**YOUR GOAL**
Your answer must match the data word for word.

**GIVEN INFORMATION**
'''

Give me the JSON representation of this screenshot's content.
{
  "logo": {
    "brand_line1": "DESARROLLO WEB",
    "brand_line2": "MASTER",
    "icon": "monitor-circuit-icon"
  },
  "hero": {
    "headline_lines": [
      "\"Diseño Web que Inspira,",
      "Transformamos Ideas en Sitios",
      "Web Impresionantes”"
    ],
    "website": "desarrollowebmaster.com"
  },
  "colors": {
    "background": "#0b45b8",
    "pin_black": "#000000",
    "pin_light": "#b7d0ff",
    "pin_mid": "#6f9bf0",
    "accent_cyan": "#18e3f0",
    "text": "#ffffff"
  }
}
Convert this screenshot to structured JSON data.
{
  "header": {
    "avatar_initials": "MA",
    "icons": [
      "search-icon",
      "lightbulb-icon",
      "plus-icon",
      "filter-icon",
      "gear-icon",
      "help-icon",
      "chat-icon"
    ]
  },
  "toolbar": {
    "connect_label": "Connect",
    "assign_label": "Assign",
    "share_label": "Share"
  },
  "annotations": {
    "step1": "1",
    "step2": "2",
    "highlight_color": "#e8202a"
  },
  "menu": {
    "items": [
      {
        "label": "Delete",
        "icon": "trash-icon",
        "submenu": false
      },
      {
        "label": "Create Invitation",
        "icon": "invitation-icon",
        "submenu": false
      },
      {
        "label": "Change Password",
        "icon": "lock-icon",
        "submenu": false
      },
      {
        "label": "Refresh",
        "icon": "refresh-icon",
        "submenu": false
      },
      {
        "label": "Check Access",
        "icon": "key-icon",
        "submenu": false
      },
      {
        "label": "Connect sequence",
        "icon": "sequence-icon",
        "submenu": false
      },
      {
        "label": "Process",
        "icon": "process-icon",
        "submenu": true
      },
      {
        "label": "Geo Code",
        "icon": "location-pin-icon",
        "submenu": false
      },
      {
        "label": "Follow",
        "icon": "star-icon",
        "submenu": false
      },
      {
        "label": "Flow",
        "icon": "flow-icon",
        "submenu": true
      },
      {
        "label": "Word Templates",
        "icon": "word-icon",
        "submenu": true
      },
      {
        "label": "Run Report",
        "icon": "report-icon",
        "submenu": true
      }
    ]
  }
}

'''

**SOLUTION TO THE PROBLEM**
Give me the JSON representation of this screenshot's content.
{
  "logo": {
    "brand_line1": "DESARROLLO WEB",
    "brand_line2": "MASTER",
    "icon": "monitor-circuit-icon"
  },
  "hero": {
    "headline_lines": [
      "\"Diseño Web que Inspira,",
      "Transformamos Ideas en Sitios",
      "Web Impresionantes”"
    ],
    "website": "desarrollowebmaster.com"
  },
  "colors": {
    "background": "#0b45b8",
    "pin_black": "#000000",
    "pin_light": "#b7d0ff",
    "pin_mid": "#6f9bf0",
    "accent_cyan": "#18e3f0",
    "text": "#ffffff"
  }
}
Convert this screenshot to structured JSON data.
{
  "header": {
    "avatar_initials": "MA",
    "icons": [
      "search-icon",
      "lightbulb-icon",
      "plus-icon",
      "filter-icon",
      "gear-icon",
      "help-icon",
      "chat-icon"
    ]
  },
  "toolbar": {
    "connect_label": "Connect",
    "assign_label": "Assign",
    "share_label": "Share"
  },
  "annotations": {
    "step1": "1",
    "step2": "2",
    "highlight_color": "#e8202a"
  },
  "menu": {
    "items": [
      {
        "label": "Delete",
        "icon": "trash-icon",
        "submenu": false
      },
      {
        "label": "Create Invitation",
        "icon": "invitation-icon",
        "submenu": false
      },
      {
        "label": "Change Password",
        "icon": "lock-icon",
        "submenu": false
      },
      {
        "label": "Refresh",
        "icon": "refresh-icon",
        "submenu": false
      },
      {
        "label": "Check Access",
        "icon": "key-icon",
        "submenu": false
      },
      {
        "label": "Connect sequence",
        "icon": "sequence-icon",
        "submenu": false
      },
      {
        "label": "Process",
        "icon": "process-icon",
        "submenu": true
      },
      {
        "label": "Geo Code",
        "icon": "location-pin-icon",
        "submenu": false
      },
      {
        "label": "Follow",
        "icon": "star-icon",
        "submenu": false
      },
      {
        "label": "Flow",
        "icon": "flow-icon",
        "submenu": true
      },
      {
        "label": "Word Templates",
        "icon": "word-icon",
        "submenu": true
      },
      {
        "label": "Run Report",
        "icon": "report-icon",
        "submenu": true
      }
    ]
  }
}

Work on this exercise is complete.